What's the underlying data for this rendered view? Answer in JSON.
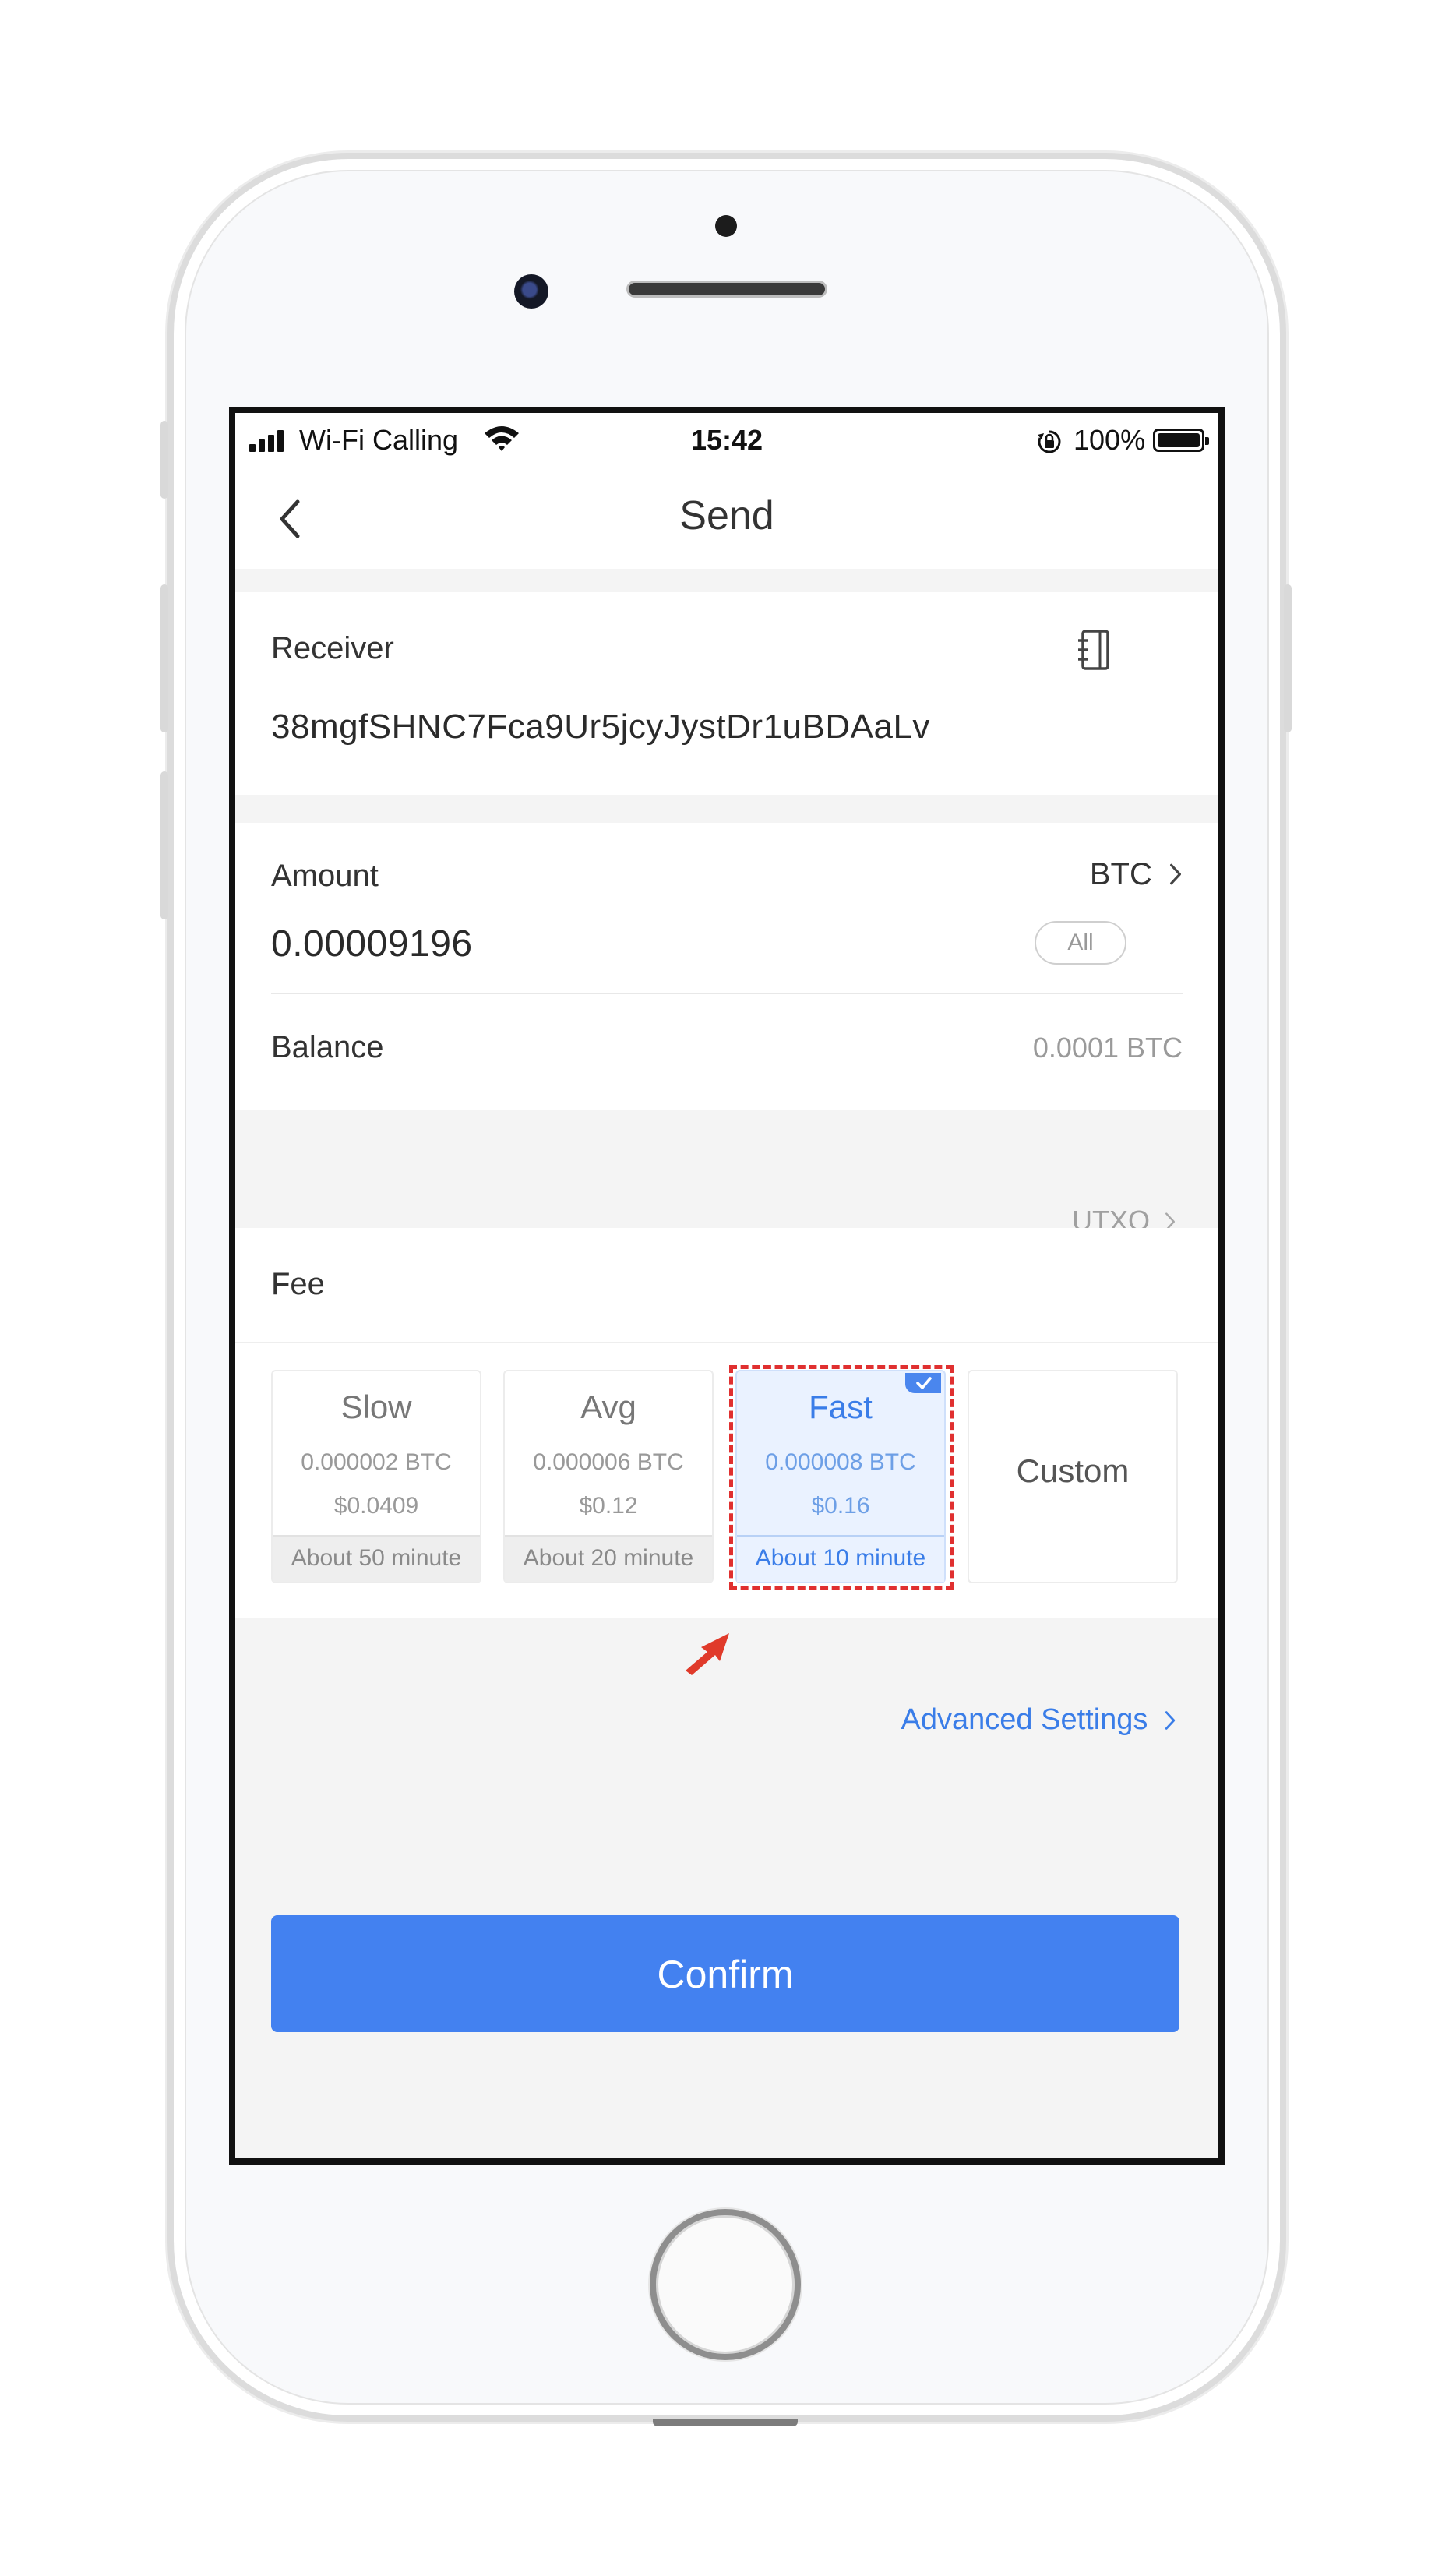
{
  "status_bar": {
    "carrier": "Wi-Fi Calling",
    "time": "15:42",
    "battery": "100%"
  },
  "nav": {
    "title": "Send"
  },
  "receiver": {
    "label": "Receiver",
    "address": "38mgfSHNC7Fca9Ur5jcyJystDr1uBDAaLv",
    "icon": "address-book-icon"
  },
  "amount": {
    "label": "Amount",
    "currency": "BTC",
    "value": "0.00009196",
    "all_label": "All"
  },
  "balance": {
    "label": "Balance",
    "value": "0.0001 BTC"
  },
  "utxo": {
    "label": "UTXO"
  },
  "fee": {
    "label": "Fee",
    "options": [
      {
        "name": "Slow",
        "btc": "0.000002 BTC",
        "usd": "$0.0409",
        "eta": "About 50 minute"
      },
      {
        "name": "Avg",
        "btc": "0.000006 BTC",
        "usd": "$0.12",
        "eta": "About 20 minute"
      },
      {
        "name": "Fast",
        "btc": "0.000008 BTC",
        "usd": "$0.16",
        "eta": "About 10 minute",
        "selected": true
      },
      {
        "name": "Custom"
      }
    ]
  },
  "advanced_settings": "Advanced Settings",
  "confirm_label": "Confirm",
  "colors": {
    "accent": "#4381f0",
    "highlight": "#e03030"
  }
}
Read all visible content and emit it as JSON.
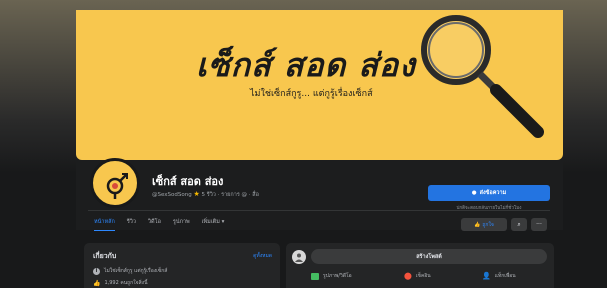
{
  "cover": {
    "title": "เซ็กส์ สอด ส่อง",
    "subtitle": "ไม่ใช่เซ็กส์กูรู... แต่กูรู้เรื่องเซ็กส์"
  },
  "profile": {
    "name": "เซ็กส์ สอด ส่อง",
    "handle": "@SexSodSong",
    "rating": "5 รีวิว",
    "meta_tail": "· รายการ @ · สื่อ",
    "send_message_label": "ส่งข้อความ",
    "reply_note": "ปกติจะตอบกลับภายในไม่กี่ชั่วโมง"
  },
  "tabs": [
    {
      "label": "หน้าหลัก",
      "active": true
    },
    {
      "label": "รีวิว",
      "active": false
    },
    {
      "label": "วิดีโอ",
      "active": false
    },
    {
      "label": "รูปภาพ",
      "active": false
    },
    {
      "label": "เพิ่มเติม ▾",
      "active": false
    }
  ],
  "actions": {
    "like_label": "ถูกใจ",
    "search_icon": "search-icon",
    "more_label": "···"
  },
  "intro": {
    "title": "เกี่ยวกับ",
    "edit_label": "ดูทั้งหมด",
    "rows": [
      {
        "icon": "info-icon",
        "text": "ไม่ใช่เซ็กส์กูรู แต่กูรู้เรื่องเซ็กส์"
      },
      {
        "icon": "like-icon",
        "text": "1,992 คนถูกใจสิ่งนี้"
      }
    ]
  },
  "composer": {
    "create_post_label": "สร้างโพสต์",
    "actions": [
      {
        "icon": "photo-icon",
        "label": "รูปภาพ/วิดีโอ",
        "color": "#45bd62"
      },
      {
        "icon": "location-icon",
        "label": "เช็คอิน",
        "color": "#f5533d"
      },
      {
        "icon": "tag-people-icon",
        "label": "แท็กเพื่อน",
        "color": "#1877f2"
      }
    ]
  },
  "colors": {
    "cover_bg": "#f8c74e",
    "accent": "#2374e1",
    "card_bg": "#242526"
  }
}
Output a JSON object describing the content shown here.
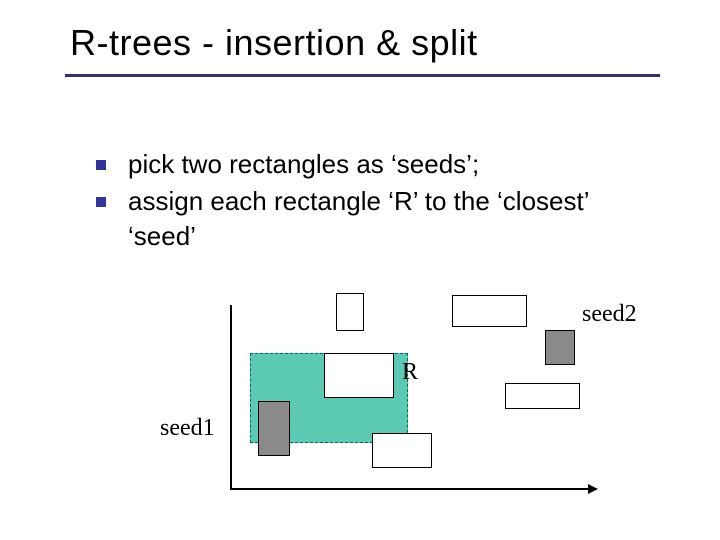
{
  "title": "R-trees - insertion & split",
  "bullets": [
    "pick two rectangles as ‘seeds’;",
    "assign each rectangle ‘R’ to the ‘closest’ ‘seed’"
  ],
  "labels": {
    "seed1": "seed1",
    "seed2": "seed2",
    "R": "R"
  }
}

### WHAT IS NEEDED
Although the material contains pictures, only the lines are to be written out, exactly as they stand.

### RESPONSE TO THIS TASK
What's the underlying data for this rendered view? Answer in JSON.
{
  "status_bar": {
    "carrier": "Wi-Fi Calling",
    "time": "15:42",
    "battery": "100%"
  },
  "nav": {
    "title": "Send"
  },
  "receiver": {
    "label": "Receiver",
    "address": "38mgfSHNC7Fca9Ur5jcyJystDr1uBDAaLv",
    "icon": "address-book-icon"
  },
  "amount": {
    "label": "Amount",
    "currency": "BTC",
    "value": "0.00009196",
    "all_label": "All"
  },
  "balance": {
    "label": "Balance",
    "value": "0.0001 BTC"
  },
  "utxo": {
    "label": "UTXO"
  },
  "fee": {
    "label": "Fee",
    "options": [
      {
        "name": "Slow",
        "btc": "0.000002 BTC",
        "usd": "$0.0409",
        "eta": "About 50 minute"
      },
      {
        "name": "Avg",
        "btc": "0.000006 BTC",
        "usd": "$0.12",
        "eta": "About 20 minute"
      },
      {
        "name": "Fast",
        "btc": "0.000008 BTC",
        "usd": "$0.16",
        "eta": "About 10 minute",
        "selected": true
      },
      {
        "name": "Custom"
      }
    ]
  },
  "advanced_settings": "Advanced Settings",
  "confirm_label": "Confirm",
  "colors": {
    "accent": "#4381f0",
    "highlight": "#e03030"
  }
}
Read all visible content and emit it as JSON.
{
  "cover": {
    "title": "เซ็กส์ สอด ส่อง",
    "subtitle": "ไม่ใช่เซ็กส์กูรู... แต่กูรู้เรื่องเซ็กส์"
  },
  "profile": {
    "name": "เซ็กส์ สอด ส่อง",
    "handle": "@SexSodSong",
    "rating": "5 รีวิว",
    "meta_tail": "· รายการ @ · สื่อ",
    "send_message_label": "ส่งข้อความ",
    "reply_note": "ปกติจะตอบกลับภายในไม่กี่ชั่วโมง"
  },
  "tabs": [
    {
      "label": "หน้าหลัก",
      "active": true
    },
    {
      "label": "รีวิว",
      "active": false
    },
    {
      "label": "วิดีโอ",
      "active": false
    },
    {
      "label": "รูปภาพ",
      "active": false
    },
    {
      "label": "เพิ่มเติม ▾",
      "active": false
    }
  ],
  "actions": {
    "like_label": "ถูกใจ",
    "search_icon": "search-icon",
    "more_label": "···"
  },
  "intro": {
    "title": "เกี่ยวกับ",
    "edit_label": "ดูทั้งหมด",
    "rows": [
      {
        "icon": "info-icon",
        "text": "ไม่ใช่เซ็กส์กูรู แต่กูรู้เรื่องเซ็กส์"
      },
      {
        "icon": "like-icon",
        "text": "1,992 คนถูกใจสิ่งนี้"
      }
    ]
  },
  "composer": {
    "create_post_label": "สร้างโพสต์",
    "actions": [
      {
        "icon": "photo-icon",
        "label": "รูปภาพ/วิดีโอ",
        "color": "#45bd62"
      },
      {
        "icon": "location-icon",
        "label": "เช็คอิน",
        "color": "#f5533d"
      },
      {
        "icon": "tag-people-icon",
        "label": "แท็กเพื่อน",
        "color": "#1877f2"
      }
    ]
  },
  "colors": {
    "cover_bg": "#f8c74e",
    "accent": "#2374e1",
    "card_bg": "#242526"
  }
}
Output a JSON object describing the content shown here.
{
  "title": "R-trees - insertion & split",
  "bullets": [
    "pick two rectangles as ‘seeds’;",
    "assign each rectangle ‘R’ to the ‘closest’ ‘seed’"
  ],
  "labels": {
    "seed1": "seed1",
    "seed2": "seed2",
    "R": "R"
  }
}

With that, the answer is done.